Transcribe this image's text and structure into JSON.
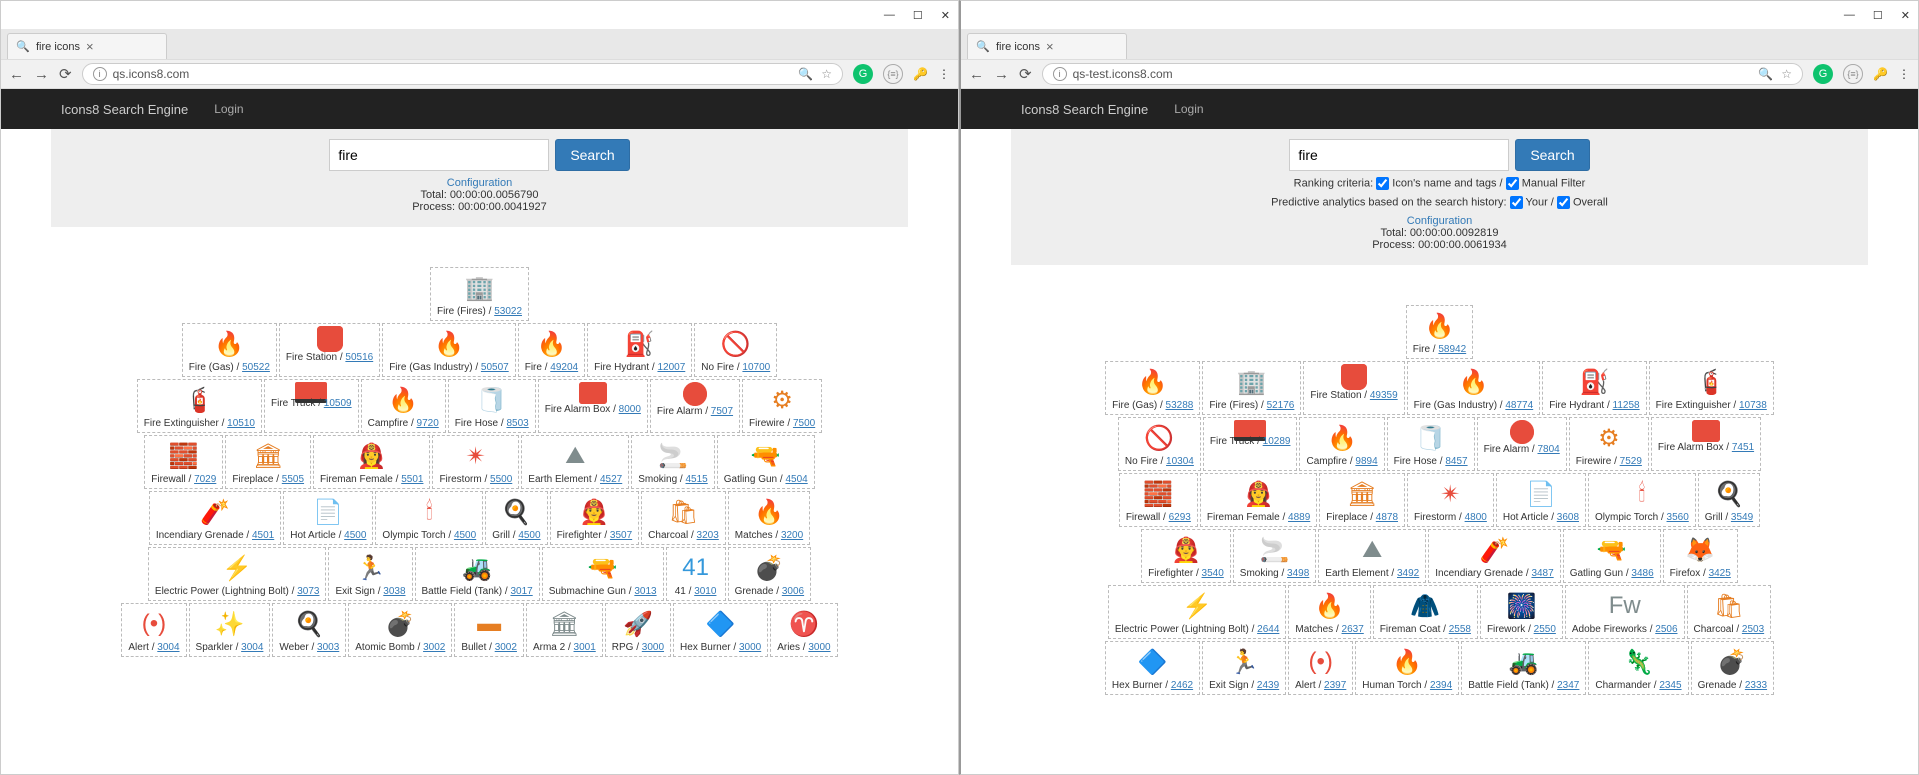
{
  "windows": [
    {
      "tab_title": "fire icons",
      "url_label": "qs.icons8.com",
      "brand": "Icons8 Search Engine",
      "login": "Login",
      "search_value": "fire",
      "search_button": "Search",
      "show_criteria": false,
      "config_label": "Configuration",
      "total_line": "Total: 00:00:00.0056790",
      "process_line": "Process: 00:00:00.0041927",
      "rows": [
        [
          {
            "label": "Fire (Fires)",
            "score": "53022",
            "emoji": "🏢",
            "cls": "fire-orange"
          }
        ],
        [
          {
            "label": "Fire (Gas)",
            "score": "50522",
            "emoji": "🔥",
            "cls": "fire-blue"
          },
          {
            "label": "Fire Station",
            "score": "50516",
            "emoji": "",
            "cls": "shield-red"
          },
          {
            "label": "Fire (Gas Industry)",
            "score": "50507",
            "emoji": "🔥",
            "cls": "fire-blue"
          },
          {
            "label": "Fire",
            "score": "49204",
            "emoji": "🔥",
            "cls": "fire-orange"
          },
          {
            "label": "Fire Hydrant",
            "score": "12007",
            "emoji": "⛽",
            "cls": "hydrant"
          },
          {
            "label": "No Fire",
            "score": "10700",
            "emoji": "🚫",
            "cls": "generic"
          }
        ],
        [
          {
            "label": "Fire Extinguisher",
            "score": "10510",
            "emoji": "🧯",
            "cls": "fire-orange"
          },
          {
            "label": "Fire Truck",
            "score": "10509",
            "emoji": "",
            "cls": "truck-red"
          },
          {
            "label": "Campfire",
            "score": "9720",
            "emoji": "🔥",
            "cls": "campfire"
          },
          {
            "label": "Fire Hose",
            "score": "8503",
            "emoji": "🧻",
            "cls": "generic"
          },
          {
            "label": "Fire Alarm Box",
            "score": "8000",
            "emoji": "",
            "cls": "tv-red"
          },
          {
            "label": "Fire Alarm",
            "score": "7507",
            "emoji": "",
            "cls": "circle-red"
          },
          {
            "label": "Firewire",
            "score": "7500",
            "emoji": "⚙",
            "cls": "campfire"
          }
        ],
        [
          {
            "label": "Firewall",
            "score": "7029",
            "emoji": "🧱",
            "cls": "generic"
          },
          {
            "label": "Fireplace",
            "score": "5505",
            "emoji": "🏛",
            "cls": "campfire"
          },
          {
            "label": "Fireman Female",
            "score": "5501",
            "emoji": "👩‍🚒",
            "cls": ""
          },
          {
            "label": "Firestorm",
            "score": "5500",
            "emoji": "✴",
            "cls": "fire-orange"
          },
          {
            "label": "Earth Element",
            "score": "4527",
            "emoji": "⛰",
            "cls": "generic"
          },
          {
            "label": "Smoking",
            "score": "4515",
            "emoji": "🚬",
            "cls": "generic"
          },
          {
            "label": "Gatling Gun",
            "score": "4504",
            "emoji": "🔫",
            "cls": "generic"
          }
        ],
        [
          {
            "label": "Incendiary Grenade",
            "score": "4501",
            "emoji": "🧨",
            "cls": "fire-orange"
          },
          {
            "label": "Hot Article",
            "score": "4500",
            "emoji": "📄",
            "cls": "page-fire"
          },
          {
            "label": "Olympic Torch",
            "score": "4500",
            "emoji": "🕯",
            "cls": "fire-orange"
          },
          {
            "label": "Grill",
            "score": "4500",
            "emoji": "🍳",
            "cls": "generic"
          },
          {
            "label": "Firefighter",
            "score": "3507",
            "emoji": "👨‍🚒",
            "cls": ""
          },
          {
            "label": "Charcoal",
            "score": "3203",
            "emoji": "🛍",
            "cls": "campfire"
          },
          {
            "label": "Matches",
            "score": "3200",
            "emoji": "🔥",
            "cls": "fire-orange"
          }
        ],
        [
          {
            "label": "Electric Power (Lightning Bolt)",
            "score": "3073",
            "emoji": "⚡",
            "cls": ""
          },
          {
            "label": "Exit Sign",
            "score": "3038",
            "emoji": "🏃",
            "cls": "generic"
          },
          {
            "label": "Battle Field (Tank)",
            "score": "3017",
            "emoji": "🚜",
            "cls": "generic"
          },
          {
            "label": "Submachine Gun",
            "score": "3013",
            "emoji": "🔫",
            "cls": "generic"
          },
          {
            "label": "41",
            "score": "3010",
            "emoji": "41",
            "cls": "fire-blue"
          },
          {
            "label": "Grenade",
            "score": "3006",
            "emoji": "💣",
            "cls": "generic"
          }
        ],
        [
          {
            "label": "Alert",
            "score": "3004",
            "emoji": "(•)",
            "cls": "fire-orange"
          },
          {
            "label": "Sparkler",
            "score": "3004",
            "emoji": "✨",
            "cls": ""
          },
          {
            "label": "Weber",
            "score": "3003",
            "emoji": "🍳",
            "cls": "generic"
          },
          {
            "label": "Atomic Bomb",
            "score": "3002",
            "emoji": "💣",
            "cls": "generic"
          },
          {
            "label": "Bullet",
            "score": "3002",
            "emoji": "▬",
            "cls": "campfire"
          },
          {
            "label": "Arma 2",
            "score": "3001",
            "emoji": "🏛",
            "cls": "generic"
          },
          {
            "label": "RPG",
            "score": "3000",
            "emoji": "🚀",
            "cls": "generic"
          },
          {
            "label": "Hex Burner",
            "score": "3000",
            "emoji": "🔷",
            "cls": "fire-blue"
          },
          {
            "label": "Aries",
            "score": "3000",
            "emoji": "♈",
            "cls": "campfire"
          }
        ]
      ]
    },
    {
      "tab_title": "fire icons",
      "url_label": "qs-test.icons8.com",
      "brand": "Icons8 Search Engine",
      "login": "Login",
      "search_value": "fire",
      "search_button": "Search",
      "show_criteria": true,
      "criteria_line1_a": "Ranking criteria:",
      "criteria_line1_b": "Icon's name and tags /",
      "criteria_line1_c": "Manual Filter",
      "criteria_line2_a": "Predictive analytics based on the search history:",
      "criteria_line2_b": "Your /",
      "criteria_line2_c": "Overall",
      "config_label": "Configuration",
      "total_line": "Total: 00:00:00.0092819",
      "process_line": "Process: 00:00:00.0061934",
      "rows": [
        [
          {
            "label": "Fire",
            "score": "58942",
            "emoji": "🔥",
            "cls": "fire-orange"
          }
        ],
        [
          {
            "label": "Fire (Gas)",
            "score": "53288",
            "emoji": "🔥",
            "cls": "fire-blue"
          },
          {
            "label": "Fire (Fires)",
            "score": "52176",
            "emoji": "🏢",
            "cls": "fire-orange"
          },
          {
            "label": "Fire Station",
            "score": "49359",
            "emoji": "",
            "cls": "shield-red"
          },
          {
            "label": "Fire (Gas Industry)",
            "score": "48774",
            "emoji": "🔥",
            "cls": "fire-blue"
          },
          {
            "label": "Fire Hydrant",
            "score": "11258",
            "emoji": "⛽",
            "cls": "hydrant"
          },
          {
            "label": "Fire Extinguisher",
            "score": "10738",
            "emoji": "🧯",
            "cls": "fire-orange"
          }
        ],
        [
          {
            "label": "No Fire",
            "score": "10304",
            "emoji": "🚫",
            "cls": "generic"
          },
          {
            "label": "Fire Truck",
            "score": "10289",
            "emoji": "",
            "cls": "truck-red"
          },
          {
            "label": "Campfire",
            "score": "9894",
            "emoji": "🔥",
            "cls": "campfire"
          },
          {
            "label": "Fire Hose",
            "score": "8457",
            "emoji": "🧻",
            "cls": "generic"
          },
          {
            "label": "Fire Alarm",
            "score": "7804",
            "emoji": "",
            "cls": "circle-red"
          },
          {
            "label": "Firewire",
            "score": "7529",
            "emoji": "⚙",
            "cls": "campfire"
          },
          {
            "label": "Fire Alarm Box",
            "score": "7451",
            "emoji": "",
            "cls": "tv-red"
          }
        ],
        [
          {
            "label": "Firewall",
            "score": "6293",
            "emoji": "🧱",
            "cls": "generic"
          },
          {
            "label": "Fireman Female",
            "score": "4889",
            "emoji": "👩‍🚒",
            "cls": ""
          },
          {
            "label": "Fireplace",
            "score": "4878",
            "emoji": "🏛",
            "cls": "campfire"
          },
          {
            "label": "Firestorm",
            "score": "4800",
            "emoji": "✴",
            "cls": "fire-orange"
          },
          {
            "label": "Hot Article",
            "score": "3608",
            "emoji": "📄",
            "cls": "page-fire"
          },
          {
            "label": "Olympic Torch",
            "score": "3560",
            "emoji": "🕯",
            "cls": "fire-orange"
          },
          {
            "label": "Grill",
            "score": "3549",
            "emoji": "🍳",
            "cls": "generic"
          }
        ],
        [
          {
            "label": "Firefighter",
            "score": "3540",
            "emoji": "👨‍🚒",
            "cls": ""
          },
          {
            "label": "Smoking",
            "score": "3498",
            "emoji": "🚬",
            "cls": "generic"
          },
          {
            "label": "Earth Element",
            "score": "3492",
            "emoji": "⛰",
            "cls": "generic"
          },
          {
            "label": "Incendiary Grenade",
            "score": "3487",
            "emoji": "🧨",
            "cls": "fire-orange"
          },
          {
            "label": "Gatling Gun",
            "score": "3486",
            "emoji": "🔫",
            "cls": "generic"
          },
          {
            "label": "Firefox",
            "score": "3425",
            "emoji": "🦊",
            "cls": ""
          }
        ],
        [
          {
            "label": "Electric Power (Lightning Bolt)",
            "score": "2644",
            "emoji": "⚡",
            "cls": ""
          },
          {
            "label": "Matches",
            "score": "2637",
            "emoji": "🔥",
            "cls": "fire-orange"
          },
          {
            "label": "Fireman Coat",
            "score": "2558",
            "emoji": "🧥",
            "cls": "fire-orange"
          },
          {
            "label": "Firework",
            "score": "2550",
            "emoji": "🎆",
            "cls": ""
          },
          {
            "label": "Adobe Fireworks",
            "score": "2506",
            "emoji": "Fw",
            "cls": "generic"
          },
          {
            "label": "Charcoal",
            "score": "2503",
            "emoji": "🛍",
            "cls": "campfire"
          }
        ],
        [
          {
            "label": "Hex Burner",
            "score": "2462",
            "emoji": "🔷",
            "cls": "fire-blue"
          },
          {
            "label": "Exit Sign",
            "score": "2439",
            "emoji": "🏃",
            "cls": "generic"
          },
          {
            "label": "Alert",
            "score": "2397",
            "emoji": "(•)",
            "cls": "fire-orange"
          },
          {
            "label": "Human Torch",
            "score": "2394",
            "emoji": "🔥",
            "cls": "fire-orange"
          },
          {
            "label": "Battle Field (Tank)",
            "score": "2347",
            "emoji": "🚜",
            "cls": "generic"
          },
          {
            "label": "Charmander",
            "score": "2345",
            "emoji": "🦎",
            "cls": "campfire"
          },
          {
            "label": "Grenade",
            "score": "2333",
            "emoji": "💣",
            "cls": "generic"
          }
        ]
      ]
    }
  ]
}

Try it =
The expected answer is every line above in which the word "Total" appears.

Solution to this exercise =
      "total_line": "Total: 00:00:00.0056790",
      "total_line": "Total: 00:00:00.0092819",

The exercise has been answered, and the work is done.